Nearly nine in 10 Americans say they try to pay less for groceries, clothing and other consumer goods by regularly shopping at discount retailers, research by the National Retail Federation (NRF) finds.
Of more than 3,000 U.S. adults polled by NRF, 89% reported that they shop at various discount-focused retail chains. Fifty-eight percent of these consumers said they shop at dollar stores, 50% shop at discount grocers such as Aldi or Lidl, 50% shop at off-price stores like Ross or T.J. Maxx, 44% shop at outlet stores and 36% shop at thrift stores.
Shopping for value also has become ingrained in consumers’ store trips, NRF’s study revealed.
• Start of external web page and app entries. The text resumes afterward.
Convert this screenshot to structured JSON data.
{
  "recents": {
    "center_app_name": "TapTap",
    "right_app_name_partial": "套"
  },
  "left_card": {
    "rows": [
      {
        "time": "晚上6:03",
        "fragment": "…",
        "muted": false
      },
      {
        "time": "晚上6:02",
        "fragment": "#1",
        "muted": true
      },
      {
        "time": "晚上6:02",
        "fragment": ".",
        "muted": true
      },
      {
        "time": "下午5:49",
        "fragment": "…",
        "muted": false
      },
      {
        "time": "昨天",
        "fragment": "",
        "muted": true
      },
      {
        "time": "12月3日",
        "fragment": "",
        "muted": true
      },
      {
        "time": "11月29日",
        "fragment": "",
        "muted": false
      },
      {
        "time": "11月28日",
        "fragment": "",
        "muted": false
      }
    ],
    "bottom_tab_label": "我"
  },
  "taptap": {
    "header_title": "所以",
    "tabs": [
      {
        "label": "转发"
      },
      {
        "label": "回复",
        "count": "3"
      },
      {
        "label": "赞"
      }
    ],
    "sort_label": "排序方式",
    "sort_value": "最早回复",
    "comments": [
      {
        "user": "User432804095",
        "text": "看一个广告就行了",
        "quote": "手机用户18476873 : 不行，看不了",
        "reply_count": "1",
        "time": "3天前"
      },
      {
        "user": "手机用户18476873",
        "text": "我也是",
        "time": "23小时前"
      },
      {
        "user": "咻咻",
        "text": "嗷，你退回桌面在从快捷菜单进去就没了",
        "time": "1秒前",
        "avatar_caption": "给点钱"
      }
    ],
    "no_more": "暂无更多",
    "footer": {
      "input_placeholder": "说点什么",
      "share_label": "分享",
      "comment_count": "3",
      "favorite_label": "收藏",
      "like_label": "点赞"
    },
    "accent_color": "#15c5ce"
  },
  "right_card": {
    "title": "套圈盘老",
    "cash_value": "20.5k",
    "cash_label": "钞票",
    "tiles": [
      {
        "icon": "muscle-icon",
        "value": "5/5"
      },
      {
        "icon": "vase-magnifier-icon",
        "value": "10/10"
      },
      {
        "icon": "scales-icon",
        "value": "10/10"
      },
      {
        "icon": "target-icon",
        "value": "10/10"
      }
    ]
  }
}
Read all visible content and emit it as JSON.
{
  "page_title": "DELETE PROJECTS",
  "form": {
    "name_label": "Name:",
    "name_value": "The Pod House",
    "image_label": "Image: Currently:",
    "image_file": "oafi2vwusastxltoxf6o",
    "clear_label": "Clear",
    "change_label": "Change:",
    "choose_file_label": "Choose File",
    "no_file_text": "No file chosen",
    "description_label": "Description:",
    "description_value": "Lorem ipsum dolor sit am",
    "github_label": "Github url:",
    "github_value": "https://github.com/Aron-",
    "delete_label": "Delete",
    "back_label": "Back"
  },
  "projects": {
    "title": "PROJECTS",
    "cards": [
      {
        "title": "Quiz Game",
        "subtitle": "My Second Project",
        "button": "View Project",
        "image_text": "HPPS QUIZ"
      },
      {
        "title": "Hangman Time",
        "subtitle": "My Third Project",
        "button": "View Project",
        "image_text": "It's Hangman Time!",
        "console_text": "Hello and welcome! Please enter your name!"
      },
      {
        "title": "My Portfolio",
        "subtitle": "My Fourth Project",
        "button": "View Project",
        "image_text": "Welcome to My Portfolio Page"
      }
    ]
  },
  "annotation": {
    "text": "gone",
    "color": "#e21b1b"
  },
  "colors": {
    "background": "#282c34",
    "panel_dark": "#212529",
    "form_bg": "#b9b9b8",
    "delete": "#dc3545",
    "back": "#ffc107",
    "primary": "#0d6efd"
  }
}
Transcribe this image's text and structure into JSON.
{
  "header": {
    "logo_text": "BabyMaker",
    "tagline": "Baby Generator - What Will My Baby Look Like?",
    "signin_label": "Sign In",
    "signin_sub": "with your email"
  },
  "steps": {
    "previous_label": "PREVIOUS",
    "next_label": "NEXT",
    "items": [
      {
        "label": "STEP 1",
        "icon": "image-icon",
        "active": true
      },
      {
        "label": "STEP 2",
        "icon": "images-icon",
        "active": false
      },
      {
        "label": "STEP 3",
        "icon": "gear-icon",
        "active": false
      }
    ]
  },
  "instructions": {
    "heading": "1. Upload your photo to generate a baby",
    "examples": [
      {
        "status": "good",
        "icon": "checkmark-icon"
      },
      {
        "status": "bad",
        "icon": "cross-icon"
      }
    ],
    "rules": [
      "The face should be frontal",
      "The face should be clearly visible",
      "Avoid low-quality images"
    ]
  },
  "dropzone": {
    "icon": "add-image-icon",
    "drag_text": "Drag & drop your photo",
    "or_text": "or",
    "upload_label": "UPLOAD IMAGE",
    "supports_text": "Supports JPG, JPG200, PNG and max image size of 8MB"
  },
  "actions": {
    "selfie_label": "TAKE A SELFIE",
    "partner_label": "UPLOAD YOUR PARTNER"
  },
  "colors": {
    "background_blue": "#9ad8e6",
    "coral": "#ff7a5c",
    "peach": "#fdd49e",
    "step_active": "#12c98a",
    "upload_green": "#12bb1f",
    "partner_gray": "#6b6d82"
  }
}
Among those surveyed, 43% visit a discount grocer each week, 66% go to a dollar store at least twice monthly and 58% visit an outlet store once a month or more.
Seventy-five percent of value shoppers named clothing as the item they’re most likely to buy at discount retailers, followed by groceries (71%), home decor and furnishings (62%), personal care and beauty products (60%) and electronics (52%). Among these products, respondents said they’re most likely to make their purchase at a discount grocer (58%) for groceries, at an off-price store (51%) for apparel and at a dollar store (44%) for personal care and beauty.
What drives value-oriented consumers? The top three reasons cited for going to discount retailers were “it’s cheaper or more cost-effective” (67%), “to find a deal” (65%), and variety or selection (40%), according to the survey.
NRF noted that it’s the tandem of low prices and “treasure finding” that lures shoppers to discount retailers and keeps them coming back. What’s more, the report said, “Customers seem willing to give up almost anything for the satisfaction of a good bargain.”
For example, among the things value shoppers don’t expect discount/bargain retailers to offer, 77% named an entertaining shopping experience, 72% said the ability to buy online and 66% cited quality customer service. Most of these consumers also don’t expect it to be easy to find things (64%), flexible returns (64%) and simple checkout (63%) at discount retailers.
Sixty-three percent of shoppers polled said they’re buying more items on sale versus five years ago, and 29% reported that they always do price checks at bargain/discount retail stores. Also, if an item isn’t on sale, 76% of respondents said they will look elsewhere for a better price, wait for a sale, or seek a coupon or promotion.
“Looking for the best price is a habit that cuts across almost every demographic,” explained Mark Mathews, vice president for research development and industry analysis at Washington-based NRF. “Regardless of income or generation, virtually everyone wants a bargain, whether it’s for everyday necessities or big-ticket splurges. Even those who can afford to shop elsewhere love finding a ‘steal,’ and it’s a habit that’s here to stay.”
Taking a closer look at the discount retail consumer, NRF found that 53% of women and 47% of men surveyed described themselves as a value shopper. Forty-six percent said they have children.
Income doesn’t seem to be a factor, as all levels showed a high percentage of value shoppers, according to the study. Of respondents who shop at various discount retailers, 90% earn more than $100,000 annually, 88% make $50,000 to $100,000 and 89% have income of less than $50,000.
Young adults exhibit a high affinity for value shopping, with 93% of Millennials (ages 24 to 37) and Generation Z (ages 18 to 23) reporting that they shop at discount retail stores.
Among Millennials, who represent nearly one in three (29%) of all value shoppers, 68% said they’re shopping more than they used to at discount grocers, and 70% said they’re doing so at dollar stores, according to the survey. Sixty-two percent reported they’re going to off-price stores more often.
Of Gen Z consumers, 52% shop at discount grocers (with 44% doing so weekly), 58% shop at dollar stores (with 73% doing so twice a month or more) and 64% shop at off-price retailers (with 48% doing so twice monthly or more).
Region played somewhat of a factor with value shoppers, NRF’s research found. Thirty-eight percent of value shoppers live in the South, 23% in the West, 21% in the Midwest and 18% in the Northeast.
“Off-price and discount shopping took off during the recession, as price-conscious consumers looked to save on everything from brand-name goods to everyday household purchases,” the study said. “Now, eight years into the economic recovery, consumers continue to hunt for deals and discounts.”